The National Dementia Strategy identifies the central role that diagnosis plays in the quality of care that people receive and diagnosis rates need to increase.
Better care in all settings
Dementia care is not only about delivering specific services designed for people with dementia but about ensuring that the range of health and care services in different settings are ‘dementia friendly’ and make reasonable adjustments to ensure people with dementia receive high quality services.
Support for carers and families
The impact of supporting a person with dementia cannot be underestimated.
A wider approach to information – a personalised information service that leads to the ‘no wrong door’ approach for people and families
The aim is for people of all ages with dementia and their family carers get an early diagnosis and the best advice and information or are signposted to the right point of access, no matter who they contact. Information is central to the personal care and treatment package and underpins the approach of ‘no decision about me, without me’.
Commissioning an enlightened health and social care workforce
This involves developing the whole health and social care workforce (in the statutory, third and independent sectors) to be positive, have the right level of expertise for their role, deliver excellent standards of care and have the confidence to involve people and families in designing care and support.
Reducing the inappropriate use of antipsychotic medication for people with dementia
The group aims to champion the ‘Call 2 Action’ co-ordinated by the NHS Institute to reduce prescriptions of antipsychotics to people with dementia and promote alternatives to allow them to live well in their home, including in care homes. The goal is for all people with dementia who are prescribed antipsychotic drugs to have a review of their medication.
Improving people’s living environment
Working with housing providers and care homes, and developing innovative solutions to help people stay at home are vital to helping individuals, couples and families living with dementia to stay together with the right level of personalised support.
Improve access to re-ablement and intermediate care services
People with dementia must have the same access to social care re-ablement services and health intermediate care services after a stay in hospital or to prevent admission.
A dignified death – end of life care for people with dementia
Everyone diagnosed with dementia will die with the condition and we know that access to high quality personalised end of life care for people with dementia is variable across the country.
The cultural and implementation challenge across the country
Varying practice in prioritising, diagnosing and caring for people with dementia exists among some groups so, alongside the specific actions such as diagnosis plans and hospital commissioning for quality and innovation (CQUIN), we need to understand the wider adoption and implementation context.
Develop a clear vision of what excellent health and care for people with dementia looks like
The National Dementia Strategy has used a series of statements about what people should expect, to communicate its ambition and vision. We have an opportunity to review and refresh these to provide a core summary of the high level ambition to transform the experience of people with dementia and their carers.
Develop integrated local performance management systems, monitored through Health and Wellbeing Boards and transparent to local citizens
Health and Wellbeing Boards provide a new and substantial opportunity to prioritise the needs of people with dementia – agreeing joint health and social care outcomes, monitoring frameworks locally and championing quality and an improved experience.

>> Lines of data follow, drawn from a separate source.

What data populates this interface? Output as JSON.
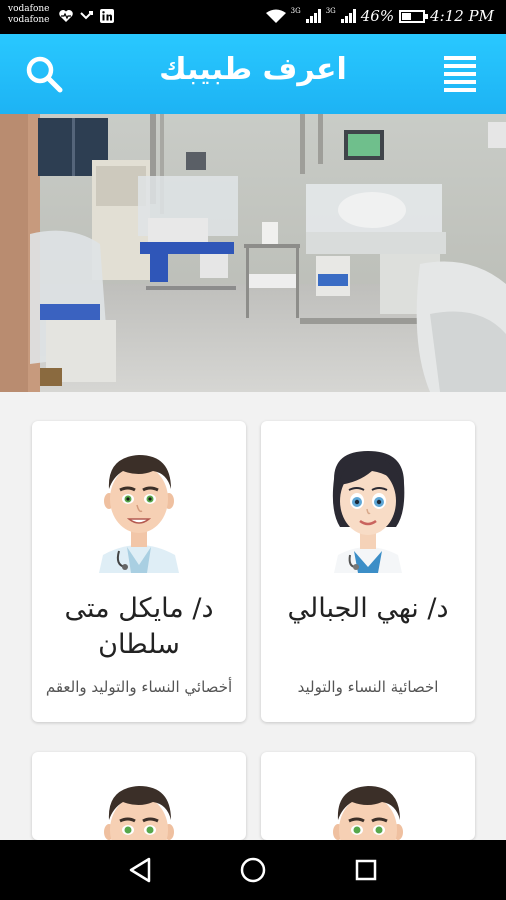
{
  "status_bar": {
    "carrier_1": "vodafone",
    "carrier_2": "vodafone",
    "network_1": "3G",
    "network_2": "3G",
    "battery_percent": "46%",
    "time": "4:12 PM",
    "battery_level": 0.46
  },
  "app_bar": {
    "title": "اعرف طبيبك",
    "search_icon": "search-icon",
    "menu_icon": "menu-icon"
  },
  "hero": {
    "image": "hospital-neonatal-room-photo"
  },
  "doctors": [
    {
      "name": "د/ نهي الجبالي",
      "specialty": "اخصائية النساء والتوليد",
      "avatar": "female-doctor-avatar"
    },
    {
      "name": "د/ مايكل متى سلطان",
      "specialty": "أخصائي النساء والتوليد والعقم",
      "avatar": "male-doctor-avatar"
    },
    {
      "name": "",
      "specialty": "",
      "avatar": "male-doctor-avatar"
    },
    {
      "name": "",
      "specialty": "",
      "avatar": "male-doctor-avatar"
    }
  ],
  "nav_bar": {
    "back": "back-icon",
    "home": "home-icon",
    "recents": "recents-icon"
  },
  "colors": {
    "app_bar": "#1db3f4",
    "background": "#f2f2f2",
    "card": "#ffffff"
  }
}
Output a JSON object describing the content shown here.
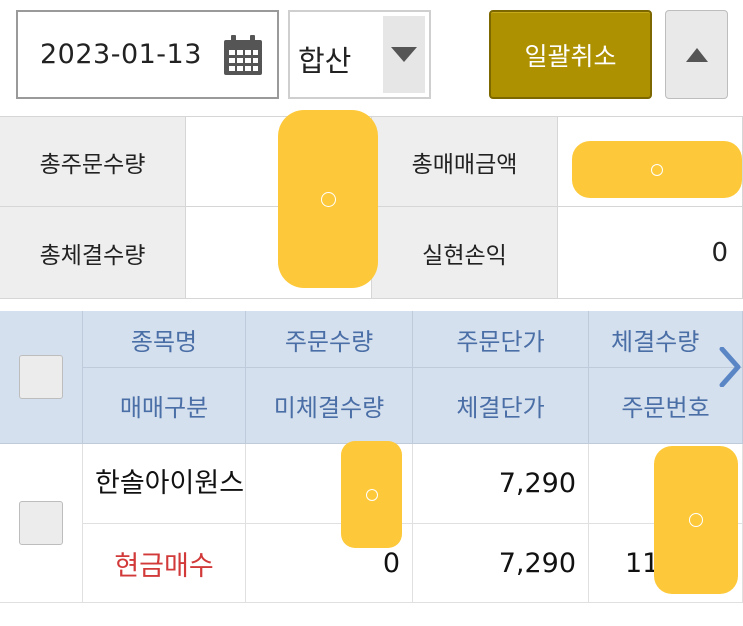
{
  "toolbar": {
    "date_value": "2023-01-13",
    "mode_select": "합산",
    "cancel_all_label": "일괄취소"
  },
  "summary": {
    "total_order_qty_label": "총주문수량",
    "total_trade_amount_label": "총매매금액",
    "total_filled_qty_label": "총체결수량",
    "realized_pnl_label": "실현손익",
    "realized_pnl_value": "0"
  },
  "orders": {
    "headers_row1": [
      "종목명",
      "주문수량",
      "주문단가",
      "체결수량"
    ],
    "headers_row2": [
      "매매구분",
      "미체결수량",
      "체결단가",
      "주문번호"
    ],
    "rows": [
      {
        "stock_name": "한솔아이원스",
        "order_price": "7,290",
        "trade_type": "현금매수",
        "unfilled_qty": "0",
        "filled_price": "7,290",
        "order_no_partial": "11"
      }
    ]
  },
  "colors": {
    "accent_button": "#ad9100",
    "header_bg": "#d5e0ee",
    "header_text": "#4a6ea6",
    "buy_text": "#d23a3a",
    "redaction": "#fdc93a"
  }
}
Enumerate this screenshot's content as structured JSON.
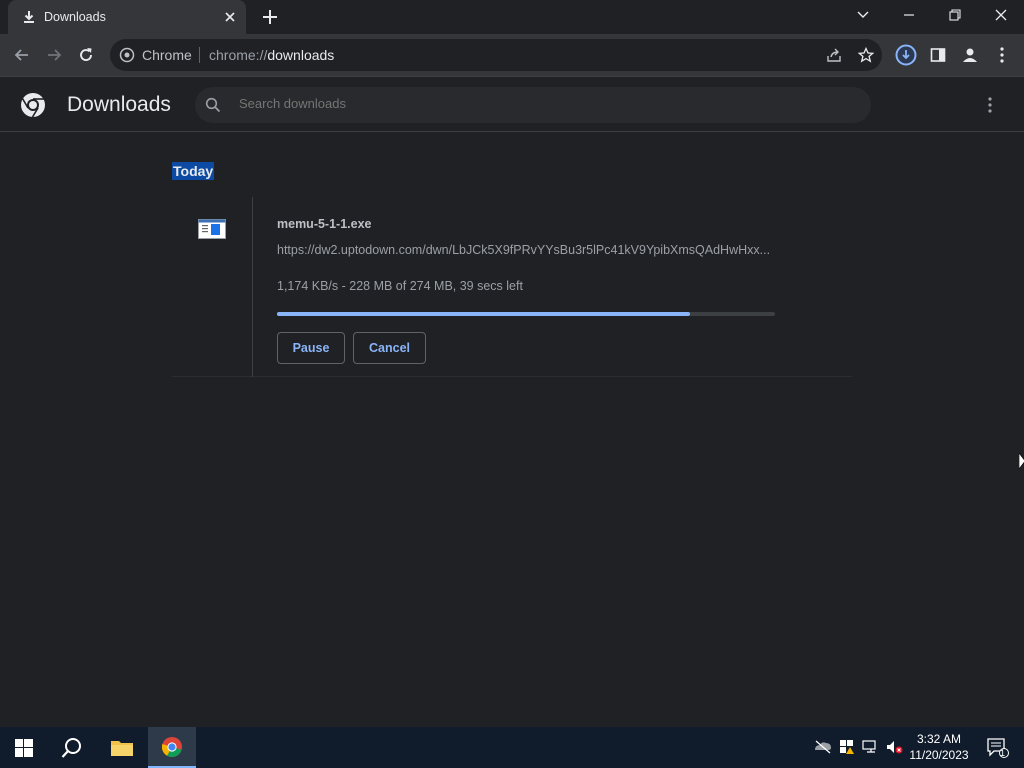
{
  "tab": {
    "title": "Downloads",
    "icon": "download-icon"
  },
  "toolbar": {
    "site_label": "Chrome",
    "url_scheme": "chrome://",
    "url_host": "downloads"
  },
  "downloads_page": {
    "title": "Downloads",
    "search_placeholder": "Search downloads"
  },
  "date_group": "Today",
  "download": {
    "filename": "memu-5-1-1.exe",
    "url": "https://dw2.uptodown.com/dwn/LbJCk5X9fPRvYYsBu3r5lPc41kV9YpibXmsQAdHwHxx...",
    "status": "1,174 KB/s - 228 MB of 274 MB, 39 secs left",
    "progress_fraction": 0.83,
    "pause_label": "Pause",
    "cancel_label": "Cancel"
  },
  "taskbar": {
    "time": "3:32 AM",
    "date": "11/20/2023",
    "notification_count": "1"
  },
  "colors": {
    "accent": "#8ab4f8",
    "highlight": "#0c4aa3"
  }
}
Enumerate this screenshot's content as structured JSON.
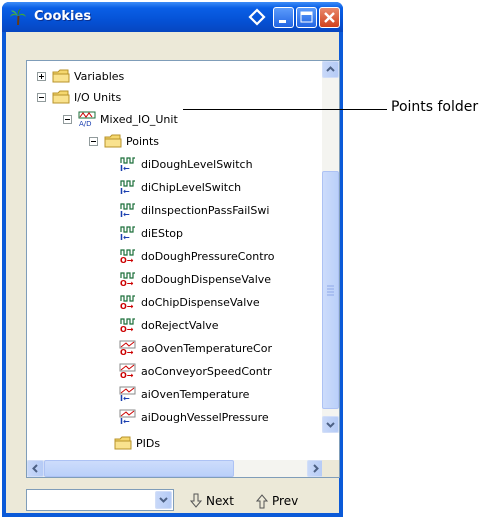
{
  "window": {
    "title": "Cookies"
  },
  "tree": {
    "items": [
      {
        "label": "Variables",
        "icon": "folder-icon",
        "expander": "plus"
      },
      {
        "label": "I/O Units",
        "icon": "folder-icon",
        "expander": "minus"
      },
      {
        "label": "Mixed_IO_Unit",
        "icon": "io-unit-icon",
        "expander": "minus"
      },
      {
        "label": "Points",
        "icon": "folder-icon",
        "expander": "minus"
      },
      {
        "label": "diDoughLevelSwitch",
        "icon": "digital-input-icon"
      },
      {
        "label": "diChipLevelSwitch",
        "icon": "digital-input-icon"
      },
      {
        "label": "diInspectionPassFailSwi",
        "icon": "digital-input-icon"
      },
      {
        "label": "diEStop",
        "icon": "digital-input-icon"
      },
      {
        "label": "doDoughPressureContro",
        "icon": "digital-output-icon"
      },
      {
        "label": "doDoughDispenseValve",
        "icon": "digital-output-icon"
      },
      {
        "label": "doChipDispenseValve",
        "icon": "digital-output-icon"
      },
      {
        "label": "doRejectValve",
        "icon": "digital-output-icon"
      },
      {
        "label": "aoOvenTemperatureCor",
        "icon": "analog-output-icon"
      },
      {
        "label": "aoConveyorSpeedContr",
        "icon": "analog-output-icon"
      },
      {
        "label": "aiOvenTemperature",
        "icon": "analog-input-icon"
      },
      {
        "label": "aiDoughVesselPressure",
        "icon": "analog-input-icon"
      },
      {
        "label": "PIDs",
        "icon": "folder-icon"
      }
    ]
  },
  "search": {
    "value": ""
  },
  "nav": {
    "next_label": "Next",
    "prev_label": "Prev"
  },
  "callout": {
    "label": "Points folder"
  },
  "colors": {
    "titlebar": "#0552d6",
    "folder": "#f5d76e",
    "window_bg": "#ece9d8"
  }
}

Building understanding and capacity about commissioning services for people with dementia in Clinical Commissioning Groups
CCGs will commission most of the health services that people with dementia will receive. We will identify ways to support CCGs to build up their capacity and capability to commission effectively. This may require a different model to that being developed in other clinical networks.
Develop a clear view about integrated working between health and local government
Develop a central theme in the workplan on health and social care, to understand what these elements mean for people with dementia. This needs to start with joint commissioning – joint between health and social care but also joint between people with dementia and their carers and the formal commissioners based on personalised care, including personal budgets where appropriate.
A communication and engagement plan
Co-ordinate communications and engagement work to maximum effect, managing input from No 10, Department of Health ministers and champion group members. This will be based on the revised vision and engagement with stakeholders.
The group will report to the Prime Minister this Autumn.